What is being asked
Say how many lines in the material below hold the word "content", and say nothing else.

++++++

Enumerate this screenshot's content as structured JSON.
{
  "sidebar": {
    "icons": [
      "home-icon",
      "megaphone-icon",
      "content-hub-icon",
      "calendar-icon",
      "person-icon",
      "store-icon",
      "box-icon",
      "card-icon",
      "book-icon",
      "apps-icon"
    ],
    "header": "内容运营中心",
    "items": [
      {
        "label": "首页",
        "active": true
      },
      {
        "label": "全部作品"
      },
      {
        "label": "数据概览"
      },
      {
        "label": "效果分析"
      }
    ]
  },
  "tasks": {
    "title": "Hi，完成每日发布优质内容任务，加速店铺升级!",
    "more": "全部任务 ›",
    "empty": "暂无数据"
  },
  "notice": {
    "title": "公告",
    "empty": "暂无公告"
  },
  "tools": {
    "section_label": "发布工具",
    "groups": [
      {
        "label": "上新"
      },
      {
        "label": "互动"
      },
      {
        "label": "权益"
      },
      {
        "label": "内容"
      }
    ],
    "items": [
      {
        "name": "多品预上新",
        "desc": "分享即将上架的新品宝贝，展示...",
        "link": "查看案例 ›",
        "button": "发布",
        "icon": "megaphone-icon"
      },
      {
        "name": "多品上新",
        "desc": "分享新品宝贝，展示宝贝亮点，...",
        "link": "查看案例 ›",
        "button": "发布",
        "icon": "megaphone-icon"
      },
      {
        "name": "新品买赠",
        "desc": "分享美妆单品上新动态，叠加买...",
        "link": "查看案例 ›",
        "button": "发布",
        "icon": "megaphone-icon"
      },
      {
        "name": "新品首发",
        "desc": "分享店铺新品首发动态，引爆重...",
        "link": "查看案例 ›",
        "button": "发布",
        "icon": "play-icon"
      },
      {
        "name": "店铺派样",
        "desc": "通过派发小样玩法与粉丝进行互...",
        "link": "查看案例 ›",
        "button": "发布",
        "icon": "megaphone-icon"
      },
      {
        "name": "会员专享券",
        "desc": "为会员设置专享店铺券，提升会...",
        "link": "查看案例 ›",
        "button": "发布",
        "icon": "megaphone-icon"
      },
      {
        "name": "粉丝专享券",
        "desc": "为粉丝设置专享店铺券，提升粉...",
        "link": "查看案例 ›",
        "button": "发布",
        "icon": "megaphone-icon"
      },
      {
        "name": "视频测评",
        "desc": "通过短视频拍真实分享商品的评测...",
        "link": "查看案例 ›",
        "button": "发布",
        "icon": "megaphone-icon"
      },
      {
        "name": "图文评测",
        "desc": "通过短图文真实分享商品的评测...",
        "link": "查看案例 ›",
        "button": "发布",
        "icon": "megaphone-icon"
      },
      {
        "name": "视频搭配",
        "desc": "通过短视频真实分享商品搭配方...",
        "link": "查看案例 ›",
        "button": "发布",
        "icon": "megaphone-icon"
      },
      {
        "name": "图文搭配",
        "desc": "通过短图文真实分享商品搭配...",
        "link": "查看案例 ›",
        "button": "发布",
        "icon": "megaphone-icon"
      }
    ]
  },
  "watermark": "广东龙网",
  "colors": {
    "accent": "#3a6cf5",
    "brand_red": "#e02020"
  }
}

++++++

Response to the task
2